One such tuning worth delving into is lowering half-step down bass tuning. It’s a simple adjustment that can bring a new dimension to your playing, offering a fresh range of tones and styles. In this guide, we’ll walk you through the process, making it easy for you to unlock the potential of this tuning.
What is half-step down bass tuning
Notes in half-step down
To comprehend the significance of half-step down bass tuning, having a fundamental grasp of musical intervals, which represent the space between two musical notes, is essential.
In a musical scale, various intervals can be identified, with the half-step being the smallest possible interval. On a guitar, a half-step is equivalent to moving one fret higher or lower. This holds true even in cases where there are no sharps or flats, like transitioning from B to C or E to F; both represent a half-step or a minor-second interval.
When tuning all your strings down by a half-step, you are effectively shifting all the notes in standard tuning to a lower pitch, precisely by a half-step or one fret. This adjustment can be accurately achieved using a guitar tuner.
In the standard tuning, which serves as the common starting point for most guitarists, the notes undergo the following changes when tuning down a half-step. Please note that this list starts from the thin, high E-string and proceeds to the thick, low E-string.
- E → E♭/D♯
- B → B♭/A♯
- G → G♭/F♯
- D → D♭/C♯
- A → A♭/G♯
- E → E♭/D♯
Concept of half-step down bass tuning
When musicians talk about a specific tuning being in “half-step down,” they are essentially referring to a set of notes: E♭, B♭, G♭, D♭, A♭, and E♭. These notes are obtained by lowering the pitch from the standard tuning, hence it’s also commonly known as E♭ tuning. Interestingly, you could further lower these pitches by another half-step, although this tuning wouldn’t be termed as “half-step down.”
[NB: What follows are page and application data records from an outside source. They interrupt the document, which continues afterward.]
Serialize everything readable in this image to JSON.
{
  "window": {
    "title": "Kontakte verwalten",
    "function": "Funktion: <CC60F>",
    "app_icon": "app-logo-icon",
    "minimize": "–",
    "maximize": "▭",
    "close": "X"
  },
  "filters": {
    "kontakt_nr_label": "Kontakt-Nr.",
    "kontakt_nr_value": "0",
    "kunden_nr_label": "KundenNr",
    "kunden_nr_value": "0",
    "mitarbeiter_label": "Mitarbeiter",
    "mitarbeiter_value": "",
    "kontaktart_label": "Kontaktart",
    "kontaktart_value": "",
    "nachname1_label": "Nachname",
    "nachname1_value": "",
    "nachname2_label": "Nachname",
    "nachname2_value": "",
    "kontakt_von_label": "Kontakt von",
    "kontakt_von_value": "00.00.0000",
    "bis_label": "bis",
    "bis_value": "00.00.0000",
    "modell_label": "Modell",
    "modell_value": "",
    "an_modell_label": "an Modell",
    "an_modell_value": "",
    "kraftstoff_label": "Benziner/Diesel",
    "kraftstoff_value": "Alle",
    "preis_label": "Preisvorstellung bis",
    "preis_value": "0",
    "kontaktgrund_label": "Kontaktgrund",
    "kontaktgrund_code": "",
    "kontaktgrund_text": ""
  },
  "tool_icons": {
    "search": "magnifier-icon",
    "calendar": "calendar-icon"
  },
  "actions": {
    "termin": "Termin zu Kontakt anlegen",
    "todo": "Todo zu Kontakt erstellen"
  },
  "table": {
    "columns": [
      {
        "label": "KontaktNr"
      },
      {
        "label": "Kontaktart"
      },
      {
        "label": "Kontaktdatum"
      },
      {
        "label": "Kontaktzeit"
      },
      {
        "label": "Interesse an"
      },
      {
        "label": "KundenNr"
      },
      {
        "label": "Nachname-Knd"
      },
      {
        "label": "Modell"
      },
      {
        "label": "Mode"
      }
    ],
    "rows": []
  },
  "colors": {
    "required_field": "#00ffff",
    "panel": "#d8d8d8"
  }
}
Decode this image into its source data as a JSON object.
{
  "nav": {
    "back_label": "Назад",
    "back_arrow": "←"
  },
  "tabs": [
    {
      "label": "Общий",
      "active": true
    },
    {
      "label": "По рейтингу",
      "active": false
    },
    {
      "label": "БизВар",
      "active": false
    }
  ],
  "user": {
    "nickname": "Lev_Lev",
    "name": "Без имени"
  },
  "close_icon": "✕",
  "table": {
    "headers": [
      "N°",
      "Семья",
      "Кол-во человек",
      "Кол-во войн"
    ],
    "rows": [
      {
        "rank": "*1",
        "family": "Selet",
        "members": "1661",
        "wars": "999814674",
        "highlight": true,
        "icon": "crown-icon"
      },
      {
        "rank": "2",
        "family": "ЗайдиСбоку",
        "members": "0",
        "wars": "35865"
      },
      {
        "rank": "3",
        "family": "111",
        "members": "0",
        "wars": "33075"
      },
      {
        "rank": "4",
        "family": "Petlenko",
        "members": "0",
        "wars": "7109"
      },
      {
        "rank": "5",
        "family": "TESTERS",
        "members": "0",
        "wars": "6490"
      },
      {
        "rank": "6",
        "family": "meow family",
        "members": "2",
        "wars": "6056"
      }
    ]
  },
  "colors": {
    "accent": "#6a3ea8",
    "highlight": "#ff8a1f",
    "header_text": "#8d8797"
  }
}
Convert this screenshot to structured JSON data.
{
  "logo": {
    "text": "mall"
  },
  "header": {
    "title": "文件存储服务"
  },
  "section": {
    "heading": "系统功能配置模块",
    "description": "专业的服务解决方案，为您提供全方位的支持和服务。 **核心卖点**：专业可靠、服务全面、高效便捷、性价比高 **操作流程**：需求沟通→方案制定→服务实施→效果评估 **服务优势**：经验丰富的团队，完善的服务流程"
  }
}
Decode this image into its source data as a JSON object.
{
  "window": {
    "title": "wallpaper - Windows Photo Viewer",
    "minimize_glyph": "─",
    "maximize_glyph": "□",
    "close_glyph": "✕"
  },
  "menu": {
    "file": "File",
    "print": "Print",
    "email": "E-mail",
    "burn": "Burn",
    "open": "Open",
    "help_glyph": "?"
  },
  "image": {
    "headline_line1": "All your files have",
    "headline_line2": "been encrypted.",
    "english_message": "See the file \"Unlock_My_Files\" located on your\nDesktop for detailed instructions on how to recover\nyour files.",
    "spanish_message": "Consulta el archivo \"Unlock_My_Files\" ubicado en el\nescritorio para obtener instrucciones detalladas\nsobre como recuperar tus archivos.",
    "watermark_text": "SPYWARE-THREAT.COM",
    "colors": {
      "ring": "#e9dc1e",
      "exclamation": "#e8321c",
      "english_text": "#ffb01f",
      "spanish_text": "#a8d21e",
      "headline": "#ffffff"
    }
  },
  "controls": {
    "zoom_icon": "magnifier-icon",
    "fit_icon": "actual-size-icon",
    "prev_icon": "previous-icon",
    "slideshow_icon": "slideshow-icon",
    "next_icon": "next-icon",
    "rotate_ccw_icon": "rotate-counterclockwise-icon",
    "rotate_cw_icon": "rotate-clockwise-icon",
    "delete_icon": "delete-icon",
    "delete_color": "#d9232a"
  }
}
In contrast, the tuning D, A, F, C, G, and D is popularly recognized as “whole step down.” This is because it involves a full step decrease from the standard tuning pitches you likely already use and are familiar with. The distinctiveness of these tunings adds a layer of versatility and creativity to the musical repertoire.
Why use half-step down bass tuning
Utilizing a half-step down tuning on the bass guitar provides a captivating tonal depth and warmth. Lowering the pitch by a half-step gives the notes a richer, mellow quality. This alteration is particularly beneficial for genres that demand a deeper and more resonant sound.
The lower tonal range achieved through half-step down tuning is often associated with genres like blues, jazz, or rock, enhancing the overall expressiveness of the music.
Adjusting the tuning of a bass guitar down by a half-step can enhance playability and comfort for the musician. The strings become slightly looser, making it easier to fret and maneuver across the fretboard.
This can be especially advantageous for players with smaller hands or those seeking a more relaxed feel during extended playing sessions. The reduced tension allows for smoother transitions between notes and chords, ultimately contributing to a more enjoyable and fluid playing experience.
Individuals often retain their existing strings and appreciate the diminished tension as it permits them to slightly lower the tuning without requiring a fresh guitar arrangement. Many individuals are fond of drop D tuning for the same rationale.
Some famous half-step down bass tuning
There is no finite or specific number of half-step down tunings for bass guitar, as tunings can vary based on the preference of the player and the musical context. Half-step down tuning involves lowering each string on the bass guitar by one half-step (or one semitone) compared to standard tuning. However, some common half-step down bass tuning include Eb Standard tuning and D# Standard tuning.
In Eb Standard tuning, each string is tuned to the following notes (from thickest string to thinnest): Eb, Ab, Db, Gb, Bb, and Eb. Whereas, D# Standard tuning, each string is tuned to the following notes (from thickest string to thinnest): D#, G#, C#, F#, A#, and D#.
Both tunings achieve the same pitch intervals, but the choice of notation depends on the context and the preference of the player or musician. Musically, these tunings are identical, and the selection of which to use depends on the musical notation conventions or personal preference.
Hopefully, this guide has provided clear instructions on achieving half-step down bass tuning. It allows you to explore a new sonic palette and open up exciting musical possibilities. Just like half-step down tuning, there are other popular bass guitar tunings like drop D, full-step down, and drop C that you should definitely consider exploring.